Instead of wins, Nets offer fans windfall returns
The struggling New Jersey Nets have come up with another gimmick to sell tickets during a season in which they've won only six games.
This time, they're giving fans a different return on their money - a tax return.
The Nets have combined with Roni Deutch Tax Center to offer a free New Jersey income tax return to state residents 18 years and older who attend their game against the Orlando Magic on Friday night at the Izod Center.
Patrons won't get their state taxes done on the spot. They'll be given a coupon for a free state tax return. The cost is usually $29.
Not a bad return from a team that has a shot at breaking the NBA record for fewest wins in a season.
``I know two things about sports fans: They take sports very seriously and they still have to deal with the IRS,'' Deutch said.
The nationwide company, which has offices in Hackensack, Bergenfield and Fair Lawn, also will have representatives at the game to answer tax-related questions.
Deutch said having the promotion now was a natural fit because the NBA and tax seasons overlap.
``I think the wonderful thing about taxation is you have to dance with the IRS and, if you live in New Jersey, you've got to dance with the state tax entity as well,'' Deutch said. ``Most people, when they hire a tax preparer, they have to do the federal and state returns. If we are giving them a $29 free state return, they are going to say to their preparer:
'This is fantastic. I get a free state tax return, I also get a coupon for $30 to $50 off the federal return and I'm going to qualify for two Nets tickets to a future game.' I call that win, win, win.''
Deutch wasn't concerned about how much it would cost if a big crowd attended the game, which features All-Star center Dwight Howard and the return of former Nets guard Vince Carter.
``I pray to God we have to do 100,000 tax returns,'' Deutch said. ``Believe me, I want to overwhelm my franchisees in New Jersey and do 100,000 tax returns, and let's get some Nets wins, for goodness sakes.''
With the team challenging the Philadelphia 76ers' league-worst record of 9-73 set in 1972-73, selling tickets has not been easy.
``Obviously, this has been a challenging season on the court, but we remain committed to delivering for our partners and our fans,'' Nets chief executive Brett Yormark said. ``This is another example of how we can do both.''
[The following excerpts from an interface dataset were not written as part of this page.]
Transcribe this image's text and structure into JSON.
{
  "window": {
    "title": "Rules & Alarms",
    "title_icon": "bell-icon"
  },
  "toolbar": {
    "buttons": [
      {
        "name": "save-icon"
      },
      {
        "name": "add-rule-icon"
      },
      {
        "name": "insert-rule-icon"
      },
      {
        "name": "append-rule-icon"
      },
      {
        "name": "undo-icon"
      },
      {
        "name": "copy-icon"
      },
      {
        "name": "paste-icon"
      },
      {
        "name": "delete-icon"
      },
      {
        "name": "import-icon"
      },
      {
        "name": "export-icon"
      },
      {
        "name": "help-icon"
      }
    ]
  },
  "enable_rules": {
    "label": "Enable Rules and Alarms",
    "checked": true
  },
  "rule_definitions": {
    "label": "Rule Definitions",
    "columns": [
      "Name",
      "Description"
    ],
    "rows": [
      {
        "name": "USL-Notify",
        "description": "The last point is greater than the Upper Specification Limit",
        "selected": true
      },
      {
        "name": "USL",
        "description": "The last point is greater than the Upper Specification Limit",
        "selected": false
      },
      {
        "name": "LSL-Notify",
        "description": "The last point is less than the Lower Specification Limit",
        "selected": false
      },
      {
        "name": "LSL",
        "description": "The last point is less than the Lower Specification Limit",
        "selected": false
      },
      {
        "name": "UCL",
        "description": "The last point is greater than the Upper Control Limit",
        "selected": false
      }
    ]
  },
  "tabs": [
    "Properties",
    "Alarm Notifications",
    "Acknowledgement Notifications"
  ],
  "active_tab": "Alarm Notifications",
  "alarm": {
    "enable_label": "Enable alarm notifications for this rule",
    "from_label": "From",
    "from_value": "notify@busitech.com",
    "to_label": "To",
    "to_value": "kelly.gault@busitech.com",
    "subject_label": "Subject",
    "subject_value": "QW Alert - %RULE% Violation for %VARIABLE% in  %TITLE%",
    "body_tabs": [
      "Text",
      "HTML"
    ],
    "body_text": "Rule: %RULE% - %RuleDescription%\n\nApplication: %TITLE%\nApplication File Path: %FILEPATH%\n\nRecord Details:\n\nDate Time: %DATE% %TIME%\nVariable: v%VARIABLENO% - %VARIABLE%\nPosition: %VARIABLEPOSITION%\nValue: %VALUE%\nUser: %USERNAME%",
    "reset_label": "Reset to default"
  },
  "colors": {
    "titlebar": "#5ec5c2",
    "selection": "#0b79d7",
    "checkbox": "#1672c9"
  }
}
The Nets have had some very creative approaches to sales.
One recent pitch titled ``Your Ticket to a Player'' offered prospective fans the opportunity to have Devin Harris, Brook Lopez or any other player on the roster stop by at a family birthday party.
All you had to do was pay $25,000 for four courtside tickets for 10 games. You got parking, food and drinks, too.
There also was a 10-game ``Match-Up'' ticket plan through which their fans got a collection of reversible jerseys with the uniforms of LeBron James, Kobe Bryant, Kevin Garnett, Dwyane Wade and Howard on one side and a Nets player on the other.